We have not been presented with any record of what evidence or argument may have been submitted to the trial court in order to bring about this amendment of the original decree. Nevertheless, it seems obvious that while the cost of adding the children to the medical and dental insurance furnished to husband by his employment is relatively small, the benefit to wife and to the children is substantial. We find no abuse of the trial court's discretion in balancing the children's needs and husband's ability to pay by giving husband a monetary benefit in return for his furnishing a basic need of the children.
In reality, wife's appeal is an attack upon the order of child support as not falling within the Missouri Child Support Guidelines, 735-36 S.W.2d XLVI (Missouri cases). The 85th General Assembly of Missouri amended § 452.340 in 1989 by adding a provision calling upon the Supreme Court to adopt, no later than October 13, 1989, a rule pertaining to child support guidelines which would constitute a rebuttable presumption of correctness to an award of child support conforming thereto. Further, the amendment provides for rebuttal of the presumption by a specific finding on the record that application of the guidelines in a particular case would be unjust or inappropriate. Vernon's Missouri Legislative Service, No. 5, September, 1989, p. 1238. Pursuant thereto, the Missouri Supreme Court on October 2, 1989, adopted Rule 88.01, Presumed Child Support Amount. This rule conforms to the statute and provides for the presumption of correctness to be rebutted by a written finding or a specific *449 finding on the record that the amount calculated pursuant to the guidelines is unjust or inappropriate in a particular case.
We refuse to reverse the trial court's judgment merely because of failure to make a specific finding which was not required by statute or rule until more than a year after the entry of judgment.

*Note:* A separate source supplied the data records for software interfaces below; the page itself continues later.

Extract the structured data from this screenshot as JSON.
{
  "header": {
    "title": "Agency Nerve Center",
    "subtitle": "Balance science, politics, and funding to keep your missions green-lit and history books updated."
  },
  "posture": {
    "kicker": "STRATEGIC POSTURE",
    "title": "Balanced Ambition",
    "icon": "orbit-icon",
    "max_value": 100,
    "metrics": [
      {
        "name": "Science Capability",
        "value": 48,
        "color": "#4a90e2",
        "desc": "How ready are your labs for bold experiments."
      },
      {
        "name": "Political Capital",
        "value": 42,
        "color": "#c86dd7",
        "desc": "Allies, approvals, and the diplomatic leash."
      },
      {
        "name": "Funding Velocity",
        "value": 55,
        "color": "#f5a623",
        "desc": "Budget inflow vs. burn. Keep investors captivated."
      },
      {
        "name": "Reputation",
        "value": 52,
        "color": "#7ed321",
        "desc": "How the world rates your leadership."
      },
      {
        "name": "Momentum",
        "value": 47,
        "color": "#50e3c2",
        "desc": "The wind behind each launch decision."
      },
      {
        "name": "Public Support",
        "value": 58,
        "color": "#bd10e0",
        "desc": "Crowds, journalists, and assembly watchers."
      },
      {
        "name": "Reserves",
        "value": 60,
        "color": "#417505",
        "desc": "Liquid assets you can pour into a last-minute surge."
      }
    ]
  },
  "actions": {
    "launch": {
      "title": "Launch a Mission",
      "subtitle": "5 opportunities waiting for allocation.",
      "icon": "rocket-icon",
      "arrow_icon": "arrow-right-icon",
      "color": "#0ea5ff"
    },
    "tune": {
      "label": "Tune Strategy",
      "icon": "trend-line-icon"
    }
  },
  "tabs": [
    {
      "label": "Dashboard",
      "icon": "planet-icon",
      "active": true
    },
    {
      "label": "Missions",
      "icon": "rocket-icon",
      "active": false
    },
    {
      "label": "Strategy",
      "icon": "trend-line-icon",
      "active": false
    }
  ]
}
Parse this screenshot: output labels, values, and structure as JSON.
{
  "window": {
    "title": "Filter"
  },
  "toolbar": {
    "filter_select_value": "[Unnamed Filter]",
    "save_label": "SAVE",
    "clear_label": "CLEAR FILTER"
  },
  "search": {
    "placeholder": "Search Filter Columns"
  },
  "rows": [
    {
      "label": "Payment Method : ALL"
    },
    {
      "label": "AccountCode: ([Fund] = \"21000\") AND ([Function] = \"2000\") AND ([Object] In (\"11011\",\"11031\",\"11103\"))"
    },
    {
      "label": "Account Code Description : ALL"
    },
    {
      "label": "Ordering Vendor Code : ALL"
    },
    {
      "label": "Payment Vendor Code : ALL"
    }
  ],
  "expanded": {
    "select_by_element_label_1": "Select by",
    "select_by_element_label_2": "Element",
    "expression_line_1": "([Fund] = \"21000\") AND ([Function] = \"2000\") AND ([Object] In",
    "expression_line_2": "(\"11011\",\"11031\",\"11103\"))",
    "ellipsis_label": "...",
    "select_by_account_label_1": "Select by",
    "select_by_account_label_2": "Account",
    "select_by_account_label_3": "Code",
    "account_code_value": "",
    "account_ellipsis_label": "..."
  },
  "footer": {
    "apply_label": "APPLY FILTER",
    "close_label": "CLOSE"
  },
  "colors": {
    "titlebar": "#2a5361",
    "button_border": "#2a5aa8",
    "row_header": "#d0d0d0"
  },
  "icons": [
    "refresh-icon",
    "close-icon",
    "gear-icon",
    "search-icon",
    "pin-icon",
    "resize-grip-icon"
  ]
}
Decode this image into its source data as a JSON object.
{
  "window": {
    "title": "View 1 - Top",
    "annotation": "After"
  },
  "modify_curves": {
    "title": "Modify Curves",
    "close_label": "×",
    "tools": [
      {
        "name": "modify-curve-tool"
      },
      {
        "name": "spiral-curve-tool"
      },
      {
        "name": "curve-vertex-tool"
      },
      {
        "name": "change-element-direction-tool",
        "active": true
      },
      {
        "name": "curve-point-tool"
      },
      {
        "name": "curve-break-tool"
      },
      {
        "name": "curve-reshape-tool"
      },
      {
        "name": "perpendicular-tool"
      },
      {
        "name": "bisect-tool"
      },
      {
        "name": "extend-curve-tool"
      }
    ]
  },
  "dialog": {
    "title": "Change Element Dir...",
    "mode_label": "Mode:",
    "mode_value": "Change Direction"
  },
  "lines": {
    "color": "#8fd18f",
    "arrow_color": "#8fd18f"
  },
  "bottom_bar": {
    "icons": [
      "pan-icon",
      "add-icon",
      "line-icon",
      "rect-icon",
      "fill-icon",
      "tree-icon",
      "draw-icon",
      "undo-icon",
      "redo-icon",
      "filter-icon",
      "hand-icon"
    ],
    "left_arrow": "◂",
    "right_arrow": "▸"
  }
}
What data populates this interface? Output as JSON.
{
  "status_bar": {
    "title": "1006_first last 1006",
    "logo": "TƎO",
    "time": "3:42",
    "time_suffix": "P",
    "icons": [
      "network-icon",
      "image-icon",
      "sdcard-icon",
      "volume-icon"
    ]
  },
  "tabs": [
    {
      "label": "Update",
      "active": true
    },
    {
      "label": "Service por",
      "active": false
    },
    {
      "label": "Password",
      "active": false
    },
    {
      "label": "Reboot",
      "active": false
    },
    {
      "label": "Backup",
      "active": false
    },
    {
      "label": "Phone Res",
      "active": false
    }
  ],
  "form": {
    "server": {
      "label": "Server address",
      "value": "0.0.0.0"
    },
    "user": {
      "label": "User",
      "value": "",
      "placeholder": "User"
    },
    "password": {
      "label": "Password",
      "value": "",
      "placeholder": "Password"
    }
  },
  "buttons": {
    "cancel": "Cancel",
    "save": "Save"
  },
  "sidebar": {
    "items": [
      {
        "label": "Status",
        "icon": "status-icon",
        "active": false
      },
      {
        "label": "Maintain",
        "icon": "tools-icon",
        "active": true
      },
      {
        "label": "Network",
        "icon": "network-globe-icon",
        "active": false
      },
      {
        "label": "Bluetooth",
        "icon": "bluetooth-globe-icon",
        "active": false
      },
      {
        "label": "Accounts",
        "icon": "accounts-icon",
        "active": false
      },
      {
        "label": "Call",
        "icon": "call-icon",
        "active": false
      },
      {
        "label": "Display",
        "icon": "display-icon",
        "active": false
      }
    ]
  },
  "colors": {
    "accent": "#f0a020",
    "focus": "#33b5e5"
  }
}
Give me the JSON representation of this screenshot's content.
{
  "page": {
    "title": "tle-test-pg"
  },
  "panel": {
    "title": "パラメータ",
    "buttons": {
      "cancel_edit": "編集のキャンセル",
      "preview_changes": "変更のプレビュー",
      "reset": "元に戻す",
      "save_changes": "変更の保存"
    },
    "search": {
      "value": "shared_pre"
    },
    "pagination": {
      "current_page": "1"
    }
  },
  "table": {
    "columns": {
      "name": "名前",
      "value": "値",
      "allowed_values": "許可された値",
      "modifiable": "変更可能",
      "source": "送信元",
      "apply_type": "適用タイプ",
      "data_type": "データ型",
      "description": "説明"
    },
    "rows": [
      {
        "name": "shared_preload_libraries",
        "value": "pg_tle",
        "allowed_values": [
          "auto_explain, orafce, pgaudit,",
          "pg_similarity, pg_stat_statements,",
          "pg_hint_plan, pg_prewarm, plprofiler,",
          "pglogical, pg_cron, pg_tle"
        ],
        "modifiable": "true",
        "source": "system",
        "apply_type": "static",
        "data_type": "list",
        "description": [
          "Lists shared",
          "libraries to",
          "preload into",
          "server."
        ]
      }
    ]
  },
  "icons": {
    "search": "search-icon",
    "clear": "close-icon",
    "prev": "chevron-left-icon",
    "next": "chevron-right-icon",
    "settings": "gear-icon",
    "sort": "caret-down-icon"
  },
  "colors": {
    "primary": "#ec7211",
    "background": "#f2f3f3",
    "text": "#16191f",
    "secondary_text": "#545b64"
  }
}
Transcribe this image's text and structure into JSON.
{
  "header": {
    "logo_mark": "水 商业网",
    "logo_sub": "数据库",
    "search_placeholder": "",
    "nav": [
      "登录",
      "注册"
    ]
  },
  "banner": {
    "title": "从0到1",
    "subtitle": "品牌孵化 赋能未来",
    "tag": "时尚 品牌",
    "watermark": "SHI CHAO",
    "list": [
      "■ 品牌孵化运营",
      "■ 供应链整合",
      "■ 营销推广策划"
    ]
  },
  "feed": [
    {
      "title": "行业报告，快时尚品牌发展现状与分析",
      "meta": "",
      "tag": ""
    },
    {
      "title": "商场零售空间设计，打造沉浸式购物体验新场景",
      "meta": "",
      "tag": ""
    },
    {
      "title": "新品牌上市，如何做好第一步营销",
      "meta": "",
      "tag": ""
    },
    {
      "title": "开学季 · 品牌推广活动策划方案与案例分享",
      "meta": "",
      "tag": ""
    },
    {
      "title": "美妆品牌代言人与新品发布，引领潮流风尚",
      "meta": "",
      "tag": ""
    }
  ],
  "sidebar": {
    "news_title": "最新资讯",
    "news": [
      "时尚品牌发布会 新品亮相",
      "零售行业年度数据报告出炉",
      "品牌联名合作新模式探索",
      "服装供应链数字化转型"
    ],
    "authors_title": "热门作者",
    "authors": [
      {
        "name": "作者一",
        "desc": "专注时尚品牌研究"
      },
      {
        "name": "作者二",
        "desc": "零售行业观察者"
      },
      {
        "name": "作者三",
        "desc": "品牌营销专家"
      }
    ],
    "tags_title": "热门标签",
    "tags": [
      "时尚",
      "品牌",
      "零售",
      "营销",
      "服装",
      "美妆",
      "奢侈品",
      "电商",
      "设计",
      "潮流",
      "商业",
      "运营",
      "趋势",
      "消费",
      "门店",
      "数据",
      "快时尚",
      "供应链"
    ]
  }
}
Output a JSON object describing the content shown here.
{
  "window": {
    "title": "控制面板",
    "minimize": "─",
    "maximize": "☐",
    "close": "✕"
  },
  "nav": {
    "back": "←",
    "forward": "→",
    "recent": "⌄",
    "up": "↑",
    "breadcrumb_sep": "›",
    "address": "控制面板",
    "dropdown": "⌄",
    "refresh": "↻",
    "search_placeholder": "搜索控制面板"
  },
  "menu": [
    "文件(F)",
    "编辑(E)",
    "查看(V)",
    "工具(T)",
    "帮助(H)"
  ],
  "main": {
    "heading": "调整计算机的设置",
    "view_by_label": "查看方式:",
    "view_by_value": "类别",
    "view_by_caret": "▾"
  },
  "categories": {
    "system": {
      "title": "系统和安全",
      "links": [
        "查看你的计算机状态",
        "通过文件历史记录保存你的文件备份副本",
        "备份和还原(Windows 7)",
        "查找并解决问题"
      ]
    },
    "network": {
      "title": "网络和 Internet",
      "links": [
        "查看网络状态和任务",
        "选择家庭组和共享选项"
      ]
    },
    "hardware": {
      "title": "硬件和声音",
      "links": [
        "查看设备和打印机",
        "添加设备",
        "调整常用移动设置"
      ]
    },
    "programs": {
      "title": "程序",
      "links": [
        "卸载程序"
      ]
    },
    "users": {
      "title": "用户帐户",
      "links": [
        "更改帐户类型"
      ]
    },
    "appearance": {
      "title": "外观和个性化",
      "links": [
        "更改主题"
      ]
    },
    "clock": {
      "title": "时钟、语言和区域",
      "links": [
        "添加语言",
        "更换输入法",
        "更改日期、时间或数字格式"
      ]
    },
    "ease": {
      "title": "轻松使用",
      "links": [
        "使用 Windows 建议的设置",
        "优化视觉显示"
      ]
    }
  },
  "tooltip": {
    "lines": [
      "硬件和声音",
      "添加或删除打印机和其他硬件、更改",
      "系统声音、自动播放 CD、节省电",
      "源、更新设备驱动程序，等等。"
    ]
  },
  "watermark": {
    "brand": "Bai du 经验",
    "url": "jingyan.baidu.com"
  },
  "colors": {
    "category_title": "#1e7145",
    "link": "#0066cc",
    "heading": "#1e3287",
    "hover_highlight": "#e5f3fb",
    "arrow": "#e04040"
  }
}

The judgment of the trial court is affirmed.
HAMILTON, P.J., and STEPHAN, J., concur.